Citing PatentFiling datePublication dateApplicantTitle
US9046434 *Oct 15, 2010Jun 2, 2015Yamato Scale Co., Ltd.Load cell including excess load preventing mechanism
US9400207Mar 15, 2013Jul 26, 2016Illinois Tool Works Inc.Sensor mounting bracket
US20130269449 *Oct 15, 2010Oct 17, 2013Yamato Scale Co., Ltd.Load Cell Including Excess Load Preventing Mechanism
US20140262557 *Mar 15, 2013Sep 18, 2014Illinois Tool Works Inc.Load cell
Classifications
U.S. Classification73/856
International ClassificationG01N3/02
Cooperative ClassificationG01G23/005

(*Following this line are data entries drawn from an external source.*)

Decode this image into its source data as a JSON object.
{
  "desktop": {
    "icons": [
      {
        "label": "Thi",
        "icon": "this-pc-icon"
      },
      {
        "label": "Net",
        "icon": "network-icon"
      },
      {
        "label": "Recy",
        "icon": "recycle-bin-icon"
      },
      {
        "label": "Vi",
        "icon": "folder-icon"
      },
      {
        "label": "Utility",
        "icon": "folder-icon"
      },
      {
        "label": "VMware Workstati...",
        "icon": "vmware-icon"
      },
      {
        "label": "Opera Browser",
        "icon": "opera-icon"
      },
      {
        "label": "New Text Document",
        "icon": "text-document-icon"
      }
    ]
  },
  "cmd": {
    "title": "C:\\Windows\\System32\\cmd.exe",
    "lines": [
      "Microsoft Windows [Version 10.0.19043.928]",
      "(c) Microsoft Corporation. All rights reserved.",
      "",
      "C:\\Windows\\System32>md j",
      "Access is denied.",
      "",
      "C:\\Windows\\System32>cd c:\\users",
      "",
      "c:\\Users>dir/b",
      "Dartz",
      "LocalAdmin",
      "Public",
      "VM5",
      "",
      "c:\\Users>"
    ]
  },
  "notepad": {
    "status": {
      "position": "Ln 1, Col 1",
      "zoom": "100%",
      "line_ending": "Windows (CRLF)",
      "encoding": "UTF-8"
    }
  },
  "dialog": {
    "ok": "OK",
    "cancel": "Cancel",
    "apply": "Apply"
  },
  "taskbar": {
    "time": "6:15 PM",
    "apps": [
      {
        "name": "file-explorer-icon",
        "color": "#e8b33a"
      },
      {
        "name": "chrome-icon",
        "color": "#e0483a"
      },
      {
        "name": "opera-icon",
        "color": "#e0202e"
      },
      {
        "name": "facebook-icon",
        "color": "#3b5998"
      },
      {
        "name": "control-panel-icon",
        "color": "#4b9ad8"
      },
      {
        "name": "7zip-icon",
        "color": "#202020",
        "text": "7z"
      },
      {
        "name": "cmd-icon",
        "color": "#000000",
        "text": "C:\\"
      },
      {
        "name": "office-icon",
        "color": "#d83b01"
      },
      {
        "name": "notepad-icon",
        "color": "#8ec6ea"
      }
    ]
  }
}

European ClassificationG01G23/00E
Legal Events
DateCodeEventDescription
Feb 22, 2005ASAssignment
Owner name: INGERSOLL-RAND COMPANY, NEW JERSEY
Free format text: ASSIGNMENT OF ASSIGNORS INTEREST;ASSIGNOR:PERKINS, JOHN T.;REEL/FRAME:015760/0452
Effective date: 20050208
Nov 9, 2009FPAYFee payment
Year of fee payment: 4
Oct 24, 2013FPAYFee payment
Year of fee payment: 8